The word to look for is "design". Report every line of the entries below that has it.

(Records contained in a dataset)
____________

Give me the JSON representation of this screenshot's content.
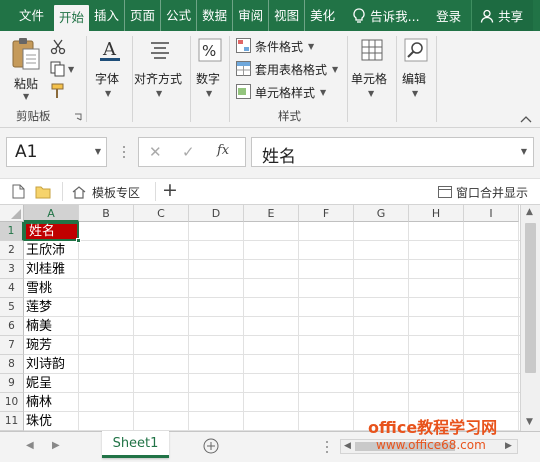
{
  "tabs": {
    "file": "文件",
    "home": "开始",
    "insert": "插入",
    "page_layout": "页面",
    "formulas": "公式",
    "data": "数据",
    "review": "审阅",
    "view": "视图",
    "beautify": "美化",
    "tell_me": "告诉我...",
    "login": "登录",
    "share": "共享"
  },
  "ribbon": {
    "paste": "粘贴",
    "clipboard_group": "剪贴板",
    "font": "字体",
    "alignment": "对齐方式",
    "number": "数字",
    "conditional_format": "条件格式",
    "table_format": "套用表格格式",
    "cell_style": "单元格样式",
    "styles_group": "样式",
    "cells": "单元格",
    "editing": "编辑"
  },
  "formula_bar": {
    "name_box": "A1",
    "fx": "fx",
    "formula": "姓名"
  },
  "workbook_strip": {
    "template_zone": "模板专区",
    "window_merge": "窗口合并显示"
  },
  "grid": {
    "columns": [
      "A",
      "B",
      "C",
      "D",
      "E",
      "F",
      "G",
      "H",
      "I"
    ],
    "rows": [
      "1",
      "2",
      "3",
      "4",
      "5",
      "6",
      "7",
      "8",
      "9",
      "10",
      "11"
    ],
    "column_a_values": [
      "姓名",
      "王欣沛",
      "刘桂雅",
      "雪桃",
      "莲梦",
      "楠美",
      "琬芳",
      "刘诗韵",
      "妮呈",
      "楠林",
      "珠优"
    ]
  },
  "sheets": {
    "active": "Sheet1"
  },
  "watermark": {
    "line1": "office教程学习网",
    "line2": "www.office68.com"
  },
  "colors": {
    "brand_green": "#217346",
    "header_cell_fill": "#c00000"
  }
}
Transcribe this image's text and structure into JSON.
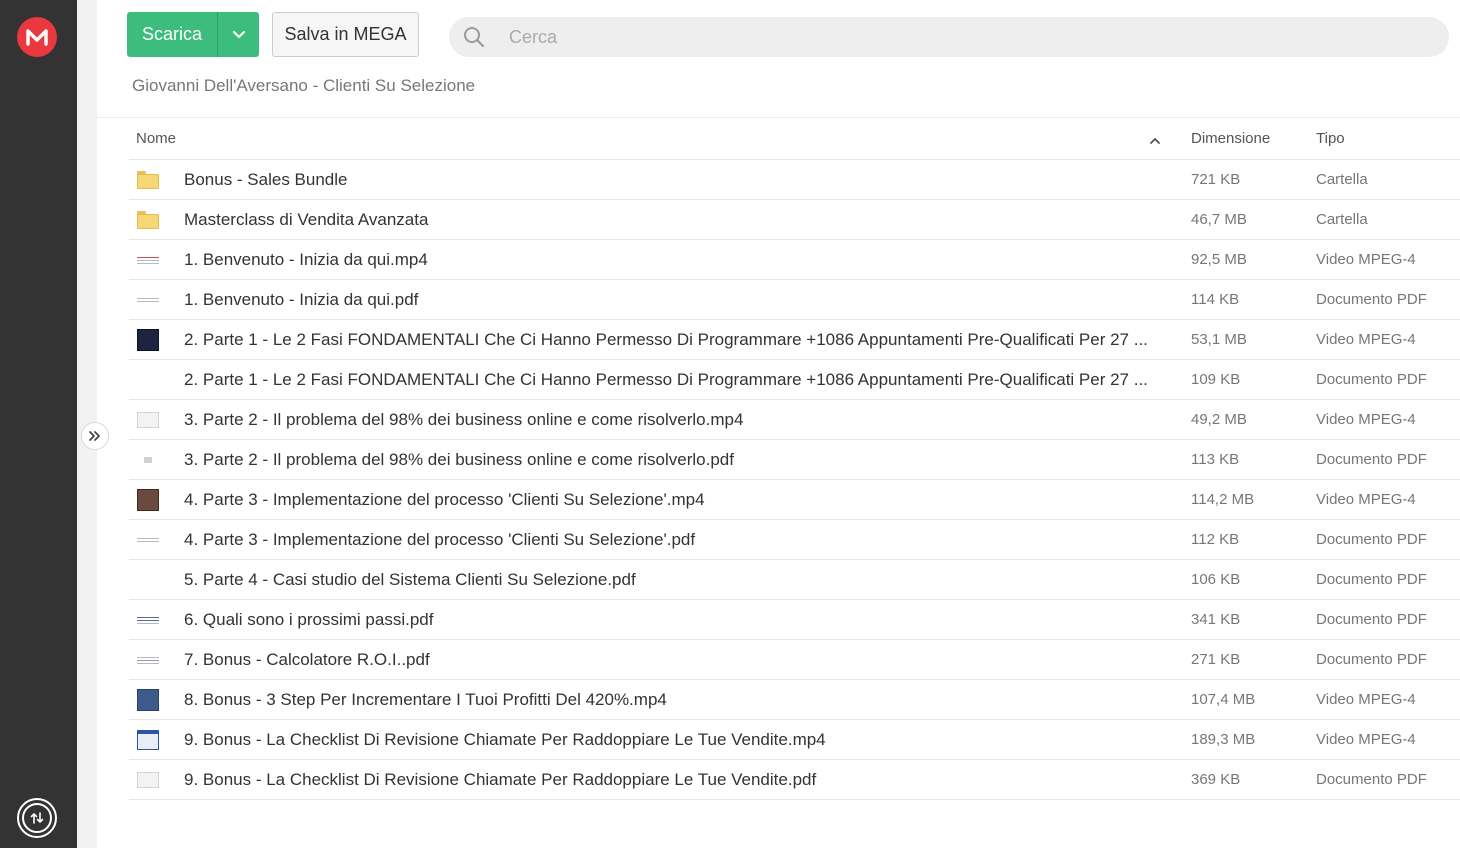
{
  "app": {
    "logo_letter": "M"
  },
  "toolbar": {
    "download_label": "Scarica",
    "save_label": "Salva in MEGA"
  },
  "search": {
    "placeholder": "Cerca"
  },
  "breadcrumb": "Giovanni Dell'Aversano - Clienti Su Selezione",
  "table": {
    "headers": {
      "name": "Nome",
      "size": "Dimensione",
      "type": "Tipo"
    },
    "rows": [
      {
        "thumb": "folder-icon",
        "name": "Bonus - Sales Bundle",
        "size": "721 KB",
        "type": "Cartella"
      },
      {
        "thumb": "folder-icon",
        "name": "Masterclass di Vendita Avanzata",
        "size": "46,7 MB",
        "type": "Cartella"
      },
      {
        "thumb": "video-thumbnail",
        "name": "1. Benvenuto - Inizia da qui.mp4",
        "size": "92,5 MB",
        "type": "Video MPEG-4"
      },
      {
        "thumb": "pdf-thumbnail",
        "name": "1. Benvenuto - Inizia da qui.pdf",
        "size": "114 KB",
        "type": "Documento PDF"
      },
      {
        "thumb": "video-thumbnail",
        "name": "2. Parte 1 - Le 2 Fasi FONDAMENTALI Che Ci Hanno Permesso Di Programmare +1086 Appuntamenti Pre-Qualificati Per 27 ...",
        "size": "53,1 MB",
        "type": "Video MPEG-4"
      },
      {
        "thumb": "pdf-thumbnail",
        "name": "2. Parte 1 - Le 2 Fasi FONDAMENTALI Che Ci Hanno Permesso Di Programmare +1086 Appuntamenti Pre-Qualificati Per 27 ...",
        "size": "109 KB",
        "type": "Documento PDF"
      },
      {
        "thumb": "video-thumbnail",
        "name": "3. Parte 2 - Il problema del 98% dei business online e come risolverlo.mp4",
        "size": "49,2 MB",
        "type": "Video MPEG-4"
      },
      {
        "thumb": "pdf-thumbnail",
        "name": "3. Parte 2 - Il problema del 98% dei business online e come risolverlo.pdf",
        "size": "113 KB",
        "type": "Documento PDF"
      },
      {
        "thumb": "video-thumbnail",
        "name": "4. Parte 3 - Implementazione del processo 'Clienti Su Selezione'.mp4",
        "size": "114,2 MB",
        "type": "Video MPEG-4"
      },
      {
        "thumb": "pdf-thumbnail",
        "name": "4. Parte 3 - Implementazione del processo 'Clienti Su Selezione'.pdf",
        "size": "112 KB",
        "type": "Documento PDF"
      },
      {
        "thumb": "pdf-thumbnail",
        "name": "5. Parte 4 - Casi studio del Sistema Clienti Su Selezione.pdf",
        "size": "106 KB",
        "type": "Documento PDF"
      },
      {
        "thumb": "pdf-thumbnail",
        "name": "6. Quali sono i prossimi passi.pdf",
        "size": "341 KB",
        "type": "Documento PDF"
      },
      {
        "thumb": "pdf-thumbnail",
        "name": "7. Bonus - Calcolatore R.O.I..pdf",
        "size": "271 KB",
        "type": "Documento PDF"
      },
      {
        "thumb": "video-thumbnail",
        "name": "8. Bonus - 3 Step Per Incrementare I Tuoi Profitti Del 420%.mp4",
        "size": "107,4 MB",
        "type": "Video MPEG-4"
      },
      {
        "thumb": "video-thumbnail",
        "name": "9. Bonus - La Checklist Di Revisione Chiamate Per Raddoppiare Le Tue Vendite.mp4",
        "size": "189,3 MB",
        "type": "Video MPEG-4"
      },
      {
        "thumb": "pdf-thumbnail",
        "name": "9. Bonus - La Checklist Di Revisione Chiamate Per Raddoppiare Le Tue Vendite.pdf",
        "size": "369 KB",
        "type": "Documento PDF"
      }
    ]
  },
  "colors": {
    "accent_green": "#3dbd7d",
    "brand_red": "#e9383f",
    "sidebar_bg": "#333333",
    "folder_yellow": "#f6d774"
  }
}
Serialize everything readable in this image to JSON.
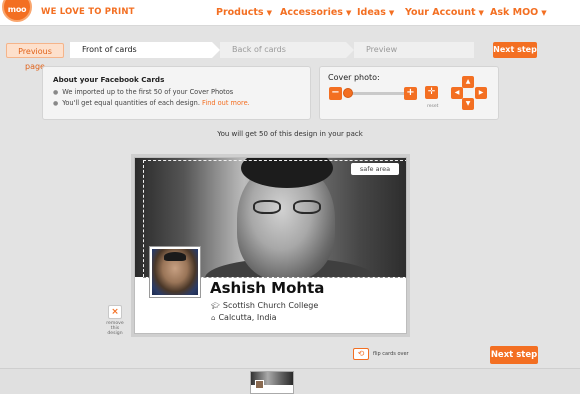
{
  "header": {
    "logo_text": "moo",
    "tagline": "WE LOVE TO PRINT",
    "nav": [
      {
        "label": "Products"
      },
      {
        "label": "Accessories"
      },
      {
        "label": "Ideas"
      },
      {
        "label": "Your Account"
      },
      {
        "label": "Ask MOO"
      }
    ],
    "caret": "▼"
  },
  "steps": {
    "previous_label": "Previous page",
    "items": [
      {
        "label": "Front of cards",
        "state": "active"
      },
      {
        "label": "Back of cards",
        "state": "inactive"
      },
      {
        "label": "Preview",
        "state": "inactive"
      }
    ],
    "next_label": "Next step"
  },
  "info_panel": {
    "title": "About your Facebook Cards",
    "bullet1": "We imported up to the first 50 of your Cover Photos",
    "bullet2_text": "You'll get equal quantities of each design.",
    "bullet2_link": "Find out more."
  },
  "cover_panel": {
    "title": "Cover photo:",
    "minus": "−",
    "plus": "+",
    "reset_label": "reset",
    "zoom_level": 0.05
  },
  "pack_text": "You will get 50 of this design in your pack",
  "card": {
    "safe_area_label": "safe area",
    "name": "Ashish Mohta",
    "school": "Scottish Church College",
    "location": "Calcutta, India"
  },
  "remove": {
    "icon": "×",
    "label_line1": "remove",
    "label_line2": "this",
    "label_line3": "design"
  },
  "flip": {
    "label": "flip cards over"
  },
  "bottom_next_label": "Next step",
  "colors": {
    "accent": "#f36f22",
    "background": "#e3e3e3"
  }
}
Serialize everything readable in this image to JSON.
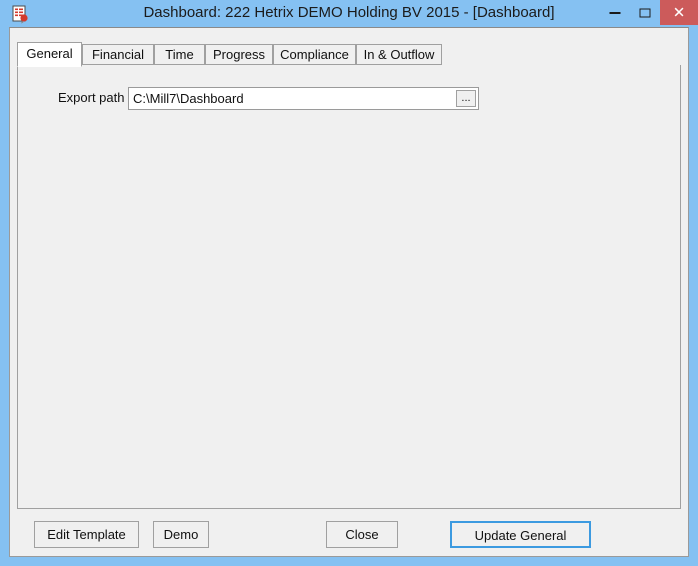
{
  "window": {
    "title": "Dashboard: 222 Hetrix DEMO Holding BV 2015 - [Dashboard]",
    "icon": "document-red-lines-icon",
    "controls": {
      "minimize": "–",
      "maximize": "□",
      "close": "✕"
    },
    "colors": {
      "title_bar": "#85c1f2",
      "close_button": "#cc5b5b",
      "client_background": "#f0f0f0",
      "accent_focus": "#3c9ae0"
    }
  },
  "tabs": [
    {
      "label": "General",
      "active": true
    },
    {
      "label": "Financial",
      "active": false
    },
    {
      "label": "Time",
      "active": false
    },
    {
      "label": "Progress",
      "active": false
    },
    {
      "label": "Compliance",
      "active": false
    },
    {
      "label": "In & Outflow",
      "active": false
    }
  ],
  "general_tab": {
    "export_path": {
      "label": "Export path",
      "value": "C:\\Mill7\\Dashboard",
      "placeholder": "",
      "browse_label": "..."
    }
  },
  "footer": {
    "edit_template_label": "Edit Template",
    "demo_label": "Demo",
    "close_label": "Close",
    "update_general_label": "Update General"
  }
}
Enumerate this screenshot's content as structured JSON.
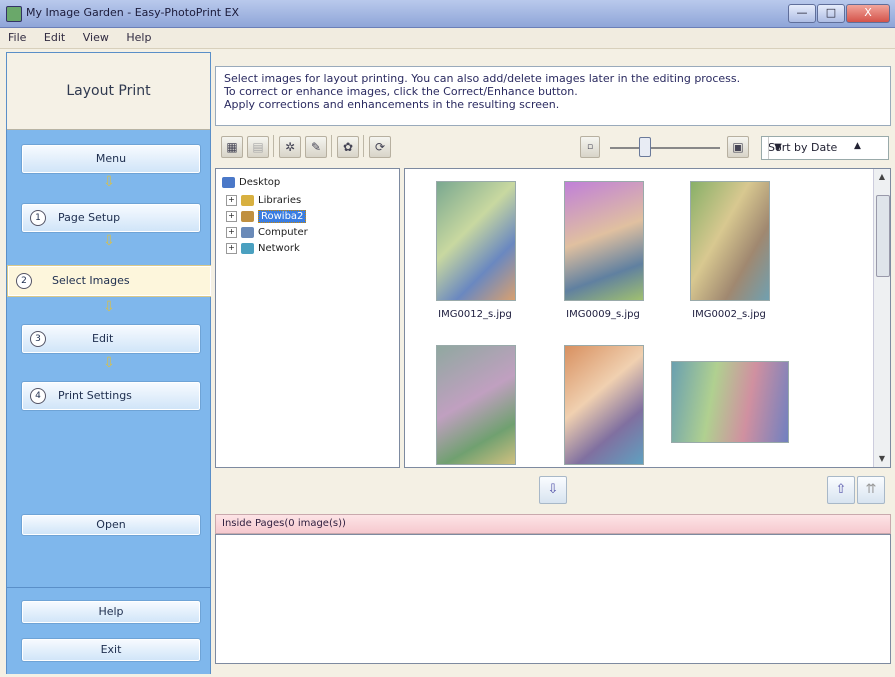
{
  "window": {
    "title": "My Image Garden - Easy-PhotoPrint EX",
    "minimize_label": "—",
    "maximize_label": "□",
    "close_label": "X"
  },
  "menu": {
    "items": [
      "File",
      "Edit",
      "View",
      "Help"
    ]
  },
  "sidebar": {
    "header": "Layout Print",
    "steps": [
      {
        "label": "Menu",
        "number": ""
      },
      {
        "label": "Page Setup",
        "number": "1"
      },
      {
        "label": "Select Images",
        "number": "2"
      },
      {
        "label": "Edit",
        "number": "3"
      },
      {
        "label": "Print Settings",
        "number": "4"
      }
    ],
    "open_label": "Open",
    "help_label": "Help",
    "exit_label": "Exit"
  },
  "instructions": [
    "Select images for layout printing. You can also add/delete images later in the editing process.",
    "To correct or enhance images, click the Correct/Enhance button.",
    "Apply corrections and enhancements in the resulting screen."
  ],
  "toolbar": {
    "sort_label": "Sort by Date",
    "sort_arrow": "▲",
    "dropdown_arrow": "▼"
  },
  "tree": {
    "items": [
      {
        "label": "Desktop",
        "color": "#4a78c8"
      },
      {
        "label": "Libraries",
        "color": "#d8b040"
      },
      {
        "label": "Rowiba2",
        "color": "#c09040"
      },
      {
        "label": "Computer",
        "color": "#6a8ab8"
      },
      {
        "label": "Network",
        "color": "#4aa0c0"
      }
    ]
  },
  "thumbnails": [
    {
      "caption": "IMG0012_s.jpg",
      "color": "#7aa890"
    },
    {
      "caption": "IMG0009_s.jpg",
      "color": "#b070c8"
    },
    {
      "caption": "IMG0002_s.jpg",
      "color": "#88b068"
    },
    {
      "caption": "",
      "color": "#90a8a0"
    },
    {
      "caption": "",
      "color": "#d89060"
    },
    {
      "caption": "",
      "color": "#6aa0b0"
    }
  ],
  "inside_pages": {
    "header": "Inside Pages(0 image(s))"
  }
}
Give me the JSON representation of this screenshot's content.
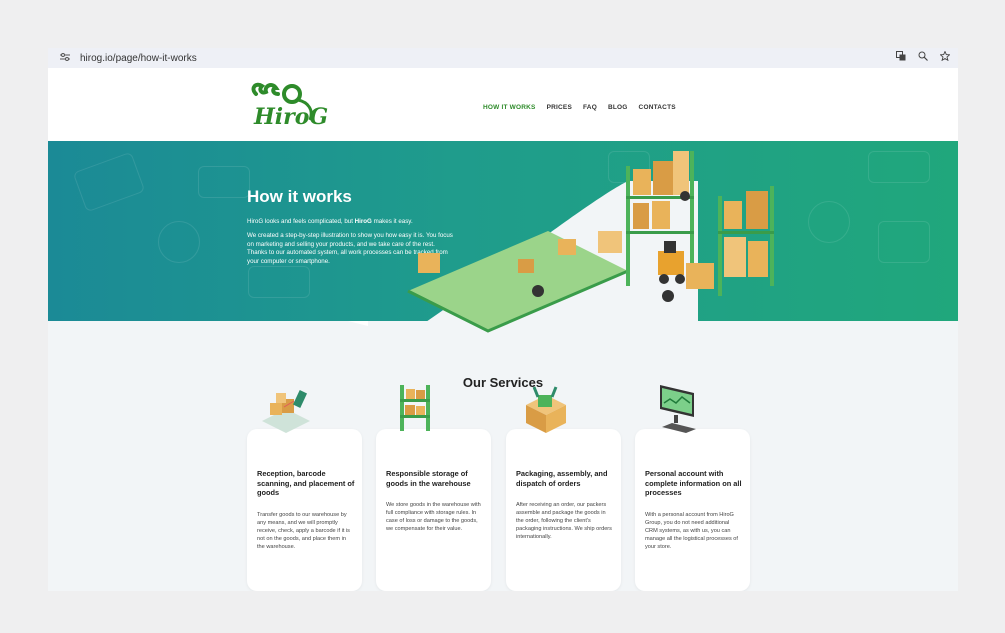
{
  "browser": {
    "url": "hirog.io/page/how-it-works",
    "icons": [
      "tune-icon",
      "translate-icon",
      "zoom-icon",
      "star-icon"
    ]
  },
  "header": {
    "logo_text": "HiroG",
    "nav": [
      {
        "label": "HOW IT WORKS",
        "active": true
      },
      {
        "label": "PRICES",
        "active": false
      },
      {
        "label": "FAQ",
        "active": false
      },
      {
        "label": "BLOG",
        "active": false
      },
      {
        "label": "CONTACTS",
        "active": false
      }
    ]
  },
  "hero": {
    "title": "How it works",
    "intro_before": "HiroG looks and feels complicated, but ",
    "intro_bold": "HiroG",
    "intro_after": " makes it easy.",
    "body": "We created a step-by-step illustration to show you how easy it is. You focus on marketing and selling your products, and we take care of the rest. Thanks to our automated system, all work processes can be tracked from your computer or smartphone."
  },
  "services": {
    "title": "Our Services",
    "cards": [
      {
        "title": "Reception, barcode scanning, and placement of goods",
        "text": "Transfer goods to our warehouse by any means, and we will promptly receive, check, apply a barcode if it is not on the goods, and place them in the warehouse.",
        "icon": "barcode-scanner-icon"
      },
      {
        "title": "Responsible storage of goods in the warehouse",
        "text": "We store goods in the warehouse with full compliance with storage rules. In case of loss or damage to the goods, we compensate for their value.",
        "icon": "warehouse-rack-icon"
      },
      {
        "title": "Packaging, assembly, and dispatch of orders",
        "text": "After receiving an order, our packers assemble and package the goods in the order, following the client's packaging instructions. We ship orders internationally.",
        "icon": "package-icon"
      },
      {
        "title": "Personal account with complete information on all processes",
        "text": "With a personal account from HiroG Group, you do not need additional CRM systems, as with us, you can manage all the logistical processes of your store.",
        "icon": "computer-monitor-icon"
      }
    ]
  },
  "colors": {
    "brand_green": "#2e8b2a",
    "hero_teal_start": "#1b8a96",
    "hero_teal_end": "#20a77c",
    "box": "#e9b35a"
  }
}
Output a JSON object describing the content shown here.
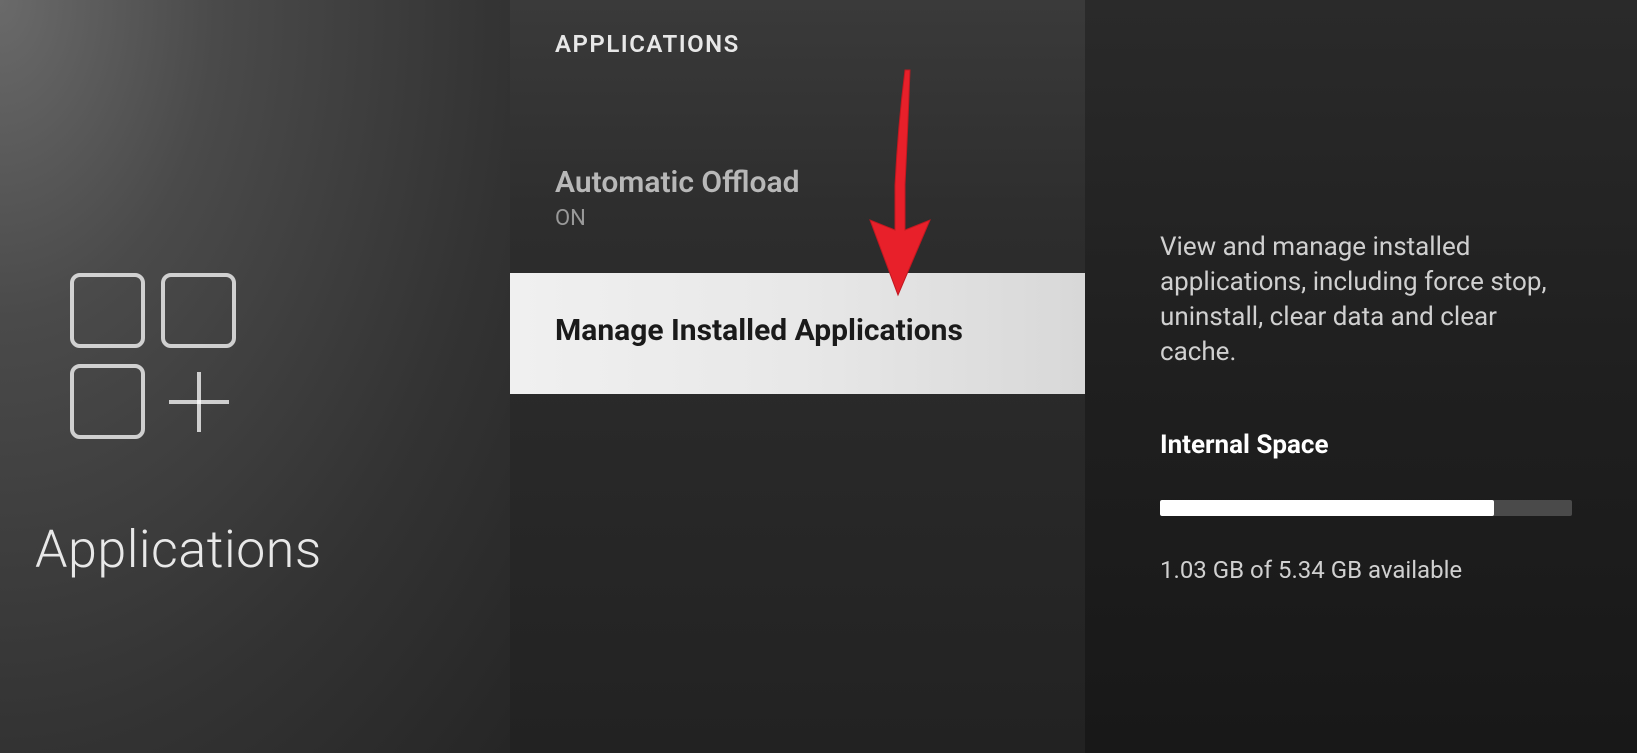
{
  "left_panel": {
    "title": "Applications"
  },
  "middle_panel": {
    "header": "APPLICATIONS",
    "items": [
      {
        "title": "Automatic Offload",
        "subtitle": "ON",
        "selected": false
      },
      {
        "title": "Manage Installed Applications",
        "subtitle": "",
        "selected": true
      }
    ]
  },
  "right_panel": {
    "description": "View and manage installed applications, including force stop, uninstall, clear data and clear cache.",
    "storage_heading": "Internal Space",
    "storage_percent": 81,
    "storage_text": "1.03 GB of 5.34 GB available"
  }
}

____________

[SOLUTION BELOW]
    "bullet2_text": "You'll get equal quantities of each design.",
  "pack_text": "You will get 50 of this design in your pack",
    "label_line3": "design"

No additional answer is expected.